------ Data shown

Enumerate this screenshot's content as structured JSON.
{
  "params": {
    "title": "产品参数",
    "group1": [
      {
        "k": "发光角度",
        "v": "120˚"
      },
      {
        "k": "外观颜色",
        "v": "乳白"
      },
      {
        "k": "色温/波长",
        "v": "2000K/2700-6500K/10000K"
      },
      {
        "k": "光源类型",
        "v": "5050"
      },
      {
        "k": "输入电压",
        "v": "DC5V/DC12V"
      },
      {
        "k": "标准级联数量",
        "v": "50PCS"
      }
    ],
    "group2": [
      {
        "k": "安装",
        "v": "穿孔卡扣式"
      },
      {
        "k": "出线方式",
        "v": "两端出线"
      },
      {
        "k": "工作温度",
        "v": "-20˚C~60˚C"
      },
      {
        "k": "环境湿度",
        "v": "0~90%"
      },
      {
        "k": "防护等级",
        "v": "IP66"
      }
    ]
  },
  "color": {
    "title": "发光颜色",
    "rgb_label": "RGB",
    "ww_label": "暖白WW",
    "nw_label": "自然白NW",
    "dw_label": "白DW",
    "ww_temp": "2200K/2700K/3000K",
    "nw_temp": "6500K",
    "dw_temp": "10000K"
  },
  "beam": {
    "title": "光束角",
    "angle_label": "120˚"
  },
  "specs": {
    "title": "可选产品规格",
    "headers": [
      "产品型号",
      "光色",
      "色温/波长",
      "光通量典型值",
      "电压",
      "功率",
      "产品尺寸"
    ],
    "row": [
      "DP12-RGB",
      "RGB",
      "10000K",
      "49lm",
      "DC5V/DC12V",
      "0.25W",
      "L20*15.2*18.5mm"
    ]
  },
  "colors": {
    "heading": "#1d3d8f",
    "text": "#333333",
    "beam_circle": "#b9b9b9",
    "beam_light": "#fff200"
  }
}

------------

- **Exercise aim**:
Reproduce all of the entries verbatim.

- **Solution for this problem**:
Enumerate this screenshot's content as structured JSON.
{
  "params": {
    "title": "产品参数",
    "group1": [
      {
        "k": "发光角度",
        "v": "120˚"
      },
      {
        "k": "外观颜色",
        "v": "乳白"
      },
      {
        "k": "色温/波长",
        "v": "2000K/2700-6500K/10000K"
      },
      {
        "k": "光源类型",
        "v": "5050"
      },
      {
        "k": "输入电压",
        "v": "DC5V/DC12V"
      },
      {
        "k": "标准级联数量",
        "v": "50PCS"
      }
    ],
    "group2": [
      {
        "k": "安装",
        "v": "穿孔卡扣式"
      },
      {
        "k": "出线方式",
        "v": "两端出线"
      },
      {
        "k": "工作温度",
        "v": "-20˚C~60˚C"
      },
      {
        "k": "环境湿度",
        "v": "0~90%"
      },
      {
        "k": "防护等级",
        "v": "IP66"
      }
    ]
  },
  "color": {
    "title": "发光颜色",
    "rgb_label": "RGB",
    "ww_label": "暖白WW",
    "nw_label": "自然白NW",
    "dw_label": "白DW",
    "ww_temp": "2200K/2700K/3000K",
    "nw_temp": "6500K",
    "dw_temp": "10000K"
  },
  "beam": {
    "title": "光束角",
    "angle_label": "120˚"
  },
  "specs": {
    "title": "可选产品规格",
    "headers": [
      "产品型号",
      "光色",
      "色温/波长",
      "光通量典型值",
      "电压",
      "功率",
      "产品尺寸"
    ],
    "row": [
      "DP12-RGB",
      "RGB",
      "10000K",
      "49lm",
      "DC5V/DC12V",
      "0.25W",
      "L20*15.2*18.5mm"
    ]
  },
  "colors": {
    "heading": "#1d3d8f",
    "text": "#333333",
    "beam_circle": "#b9b9b9",
    "beam_light": "#fff200"
  }
}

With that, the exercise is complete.